[Assigned task] What you return should be exactly the lines from the one containing "What's the underlying" down to the final line of the listing, with nothing else.
(Source material Opens)
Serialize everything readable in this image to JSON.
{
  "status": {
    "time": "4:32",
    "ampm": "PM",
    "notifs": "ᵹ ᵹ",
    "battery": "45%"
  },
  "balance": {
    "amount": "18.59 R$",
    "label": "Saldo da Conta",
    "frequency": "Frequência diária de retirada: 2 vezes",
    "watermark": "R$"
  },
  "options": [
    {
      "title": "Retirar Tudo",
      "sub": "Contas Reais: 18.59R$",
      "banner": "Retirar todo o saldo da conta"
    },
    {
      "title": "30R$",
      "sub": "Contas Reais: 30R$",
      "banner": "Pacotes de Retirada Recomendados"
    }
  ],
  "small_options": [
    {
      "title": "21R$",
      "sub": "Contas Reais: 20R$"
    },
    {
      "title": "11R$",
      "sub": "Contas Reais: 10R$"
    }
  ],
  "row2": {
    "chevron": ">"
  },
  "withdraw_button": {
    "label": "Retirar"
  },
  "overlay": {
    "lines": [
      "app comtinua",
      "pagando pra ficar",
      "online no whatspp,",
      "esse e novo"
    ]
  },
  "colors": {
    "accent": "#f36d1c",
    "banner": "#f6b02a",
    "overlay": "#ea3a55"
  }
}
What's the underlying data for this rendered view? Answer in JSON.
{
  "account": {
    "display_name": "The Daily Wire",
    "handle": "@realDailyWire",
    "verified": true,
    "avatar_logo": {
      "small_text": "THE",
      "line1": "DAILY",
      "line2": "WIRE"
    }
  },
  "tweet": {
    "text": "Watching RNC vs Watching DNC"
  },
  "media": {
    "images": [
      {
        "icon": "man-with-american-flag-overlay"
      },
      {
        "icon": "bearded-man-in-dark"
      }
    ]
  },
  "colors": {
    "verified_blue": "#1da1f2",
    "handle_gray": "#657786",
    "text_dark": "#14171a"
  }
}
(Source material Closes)
[Solved problem]
What's the underlying data for this rendered view? Answer in JSON.
{
  "account": {
    "display_name": "The Daily Wire",
    "handle": "@realDailyWire",
    "verified": true,
    "avatar_logo": {
      "small_text": "THE",
      "line1": "DAILY",
      "line2": "WIRE"
    }
  },
  "tweet": {
    "text": "Watching RNC vs Watching DNC"
  },
  "media": {
    "images": [
      {
        "icon": "man-with-american-flag-overlay"
      },
      {
        "icon": "bearded-man-in-dark"
      }
    ]
  },
  "colors": {
    "verified_blue": "#1da1f2",
    "handle_gray": "#657786",
    "text_dark": "#14171a"
  }
}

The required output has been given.